Exercise directions » Your reply should consist of the entries, copied exactly and stripped of images.

Data for this exercise »
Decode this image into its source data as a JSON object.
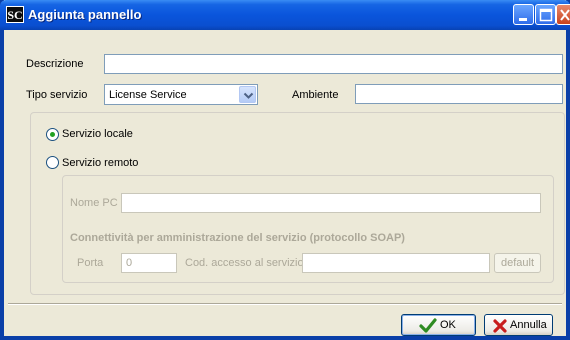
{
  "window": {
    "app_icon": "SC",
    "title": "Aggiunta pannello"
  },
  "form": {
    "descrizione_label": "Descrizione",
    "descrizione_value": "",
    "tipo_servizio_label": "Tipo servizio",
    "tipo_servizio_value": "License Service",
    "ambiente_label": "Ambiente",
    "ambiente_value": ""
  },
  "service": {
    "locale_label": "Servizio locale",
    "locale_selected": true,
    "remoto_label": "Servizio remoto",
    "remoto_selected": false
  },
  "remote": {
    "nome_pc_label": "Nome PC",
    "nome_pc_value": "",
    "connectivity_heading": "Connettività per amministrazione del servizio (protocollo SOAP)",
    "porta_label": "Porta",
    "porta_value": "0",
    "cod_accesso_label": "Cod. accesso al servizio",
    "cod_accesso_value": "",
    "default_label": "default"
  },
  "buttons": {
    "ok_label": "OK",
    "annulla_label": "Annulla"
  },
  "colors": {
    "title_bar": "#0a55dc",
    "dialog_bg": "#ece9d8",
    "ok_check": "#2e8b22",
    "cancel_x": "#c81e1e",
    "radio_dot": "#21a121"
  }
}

Response to the task »
Decode this image into its source data as a JSON object.
{
  "window": {
    "app_icon": "SC",
    "title": "Aggiunta pannello"
  },
  "form": {
    "descrizione_label": "Descrizione",
    "descrizione_value": "",
    "tipo_servizio_label": "Tipo servizio",
    "tipo_servizio_value": "License Service",
    "ambiente_label": "Ambiente",
    "ambiente_value": ""
  },
  "service": {
    "locale_label": "Servizio locale",
    "locale_selected": true,
    "remoto_label": "Servizio remoto",
    "remoto_selected": false
  },
  "remote": {
    "nome_pc_label": "Nome PC",
    "nome_pc_value": "",
    "connectivity_heading": "Connettività per amministrazione del servizio (protocollo SOAP)",
    "porta_label": "Porta",
    "porta_value": "0",
    "cod_accesso_label": "Cod. accesso al servizio",
    "cod_accesso_value": "",
    "default_label": "default"
  },
  "buttons": {
    "ok_label": "OK",
    "annulla_label": "Annulla"
  },
  "colors": {
    "title_bar": "#0a55dc",
    "dialog_bg": "#ece9d8",
    "ok_check": "#2e8b22",
    "cancel_x": "#c81e1e",
    "radio_dot": "#21a121"
  }
}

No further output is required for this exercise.